UPDATE: Laurie Throness has resigned as the B.C. Liberal candidate for Chilliwack-Kent. His name will remain on the ballot.
Liberal Leader Andrew Wilkinson made the announcement at a campaign stop in Coquitlam.
“I’ve accepted his resignation ... we’ll move forward without him,” said Wilkinson.“It’s critical that we all understand that access to contraception is a critical issue in our society.”
The B.C. Liberal Party is once again in hot water for controversial remarks made by a candidate, this time comparing free contraception to eugenics.
During an all-candidates debate this week, Chilliwack-Kent candidate Laurie Throness accused the NDP of veering into eugenics in response to a question about that party’s plan to provide free contraception in the province.
“The other thing that I feel about this is that it contains a whiff of the old eugenics thing where, you know, poor people shouldn’t have babies,” he said. “And so we can’t force them to have contraception, so we’ll give it to them for free. And maybe they’ll have fewer babies. So there will be fewer poor people in the future.”
WATCH: B.C. election called for Oct. 24. Story continues below.
His comments come less than a week after a video leaked showing Liberal candidate Jane Thronthwaite making a sexist joke regarding an opposing NDP politician, while several other party members including leader Andrew Wilkinson laughed along.
To be clear, offering free birth control is not a tactic to promote eugenics, a philosophy bent on “selectively breeding” the human race, largely debunked as racist.
Multiple studies have actually pointed to the personal, health and economic benefits of free contraception. According to a 2013 Guttmacher Institute review of more than 66 studies, spanning three decades, access to reliable contraception gives more space for women to be better parents and benefits society as a whole.
Studies show that accessible contraception leads to more parents having kids when they’re financially and physically ready, and allows for better family planning to set the child up for success.
Canada actually has an unseemly past with eugenics, with provinces, including Alberta and B.C., forcibly sterilizing thousands of people during the 20th century. And in 2017, 60 Inidgenous women launched a class action lawsuit in Saskatchewan, alleging they’d been forcibly sterilized in the past 20-25 years.

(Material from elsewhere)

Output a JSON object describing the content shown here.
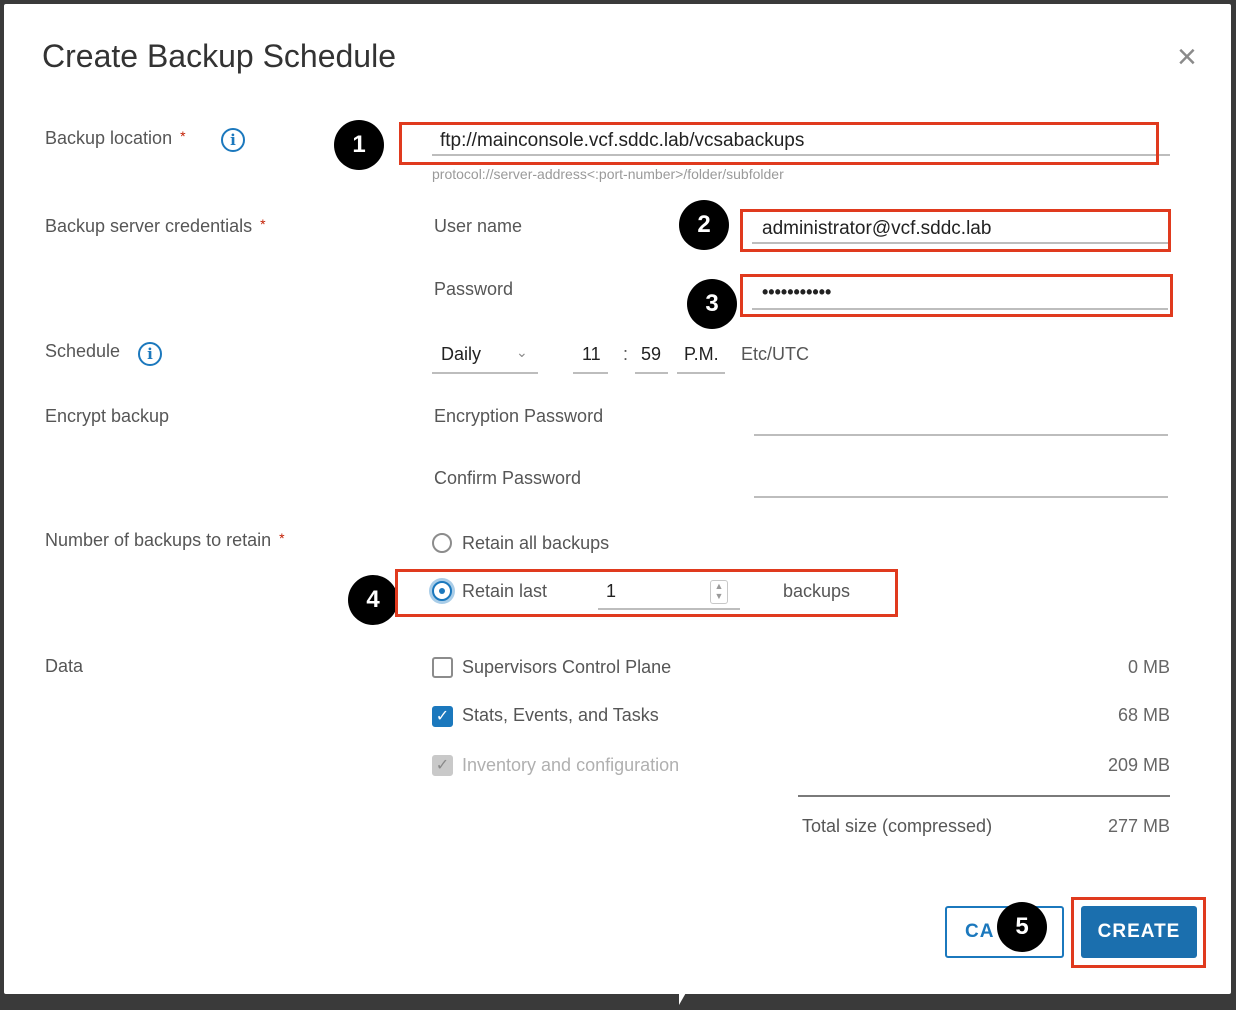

That’s nowhere near the same as the free contraception proposed by the NDP. And further, none of the proposed plans for free contraception involve any sort of forced or coerced birth control. So, definitely not eugenics.
HuffPost Canada has reached out to Throness for a comment, but hasn’t heard back.
B.C. voters and other candidates were quick to call out Throness’s comments on social media.
Wilkinson took to Twitter Thursday to condemn Throness’s comments, saying he will speak to the candidate about them.
“Let’s be clear, I support government providing free contraception to anyone in BC who wants it,” he wrote. “What Laurie Throness said was wrong and against my position as leader of this party. I will be making this very clear to Laurie when we next speak.”
Throness was first elected to represent Chilliwack-Kent in 2013. This isn’t the first time he’s drawn controversy.
Earlier this year, he was slammed for expensing taxpayer dollars on ads in a self-described “Christian lifestyle magazine” called The Light Magazine, and openly defending an article in the magazine advocating for LGBTQ conversion therapy.
Critics called on Wilkinson to remove Throness from the party for his views. Wilkinson said at the time that he supports LGBTQ rights, but did not fire Throness.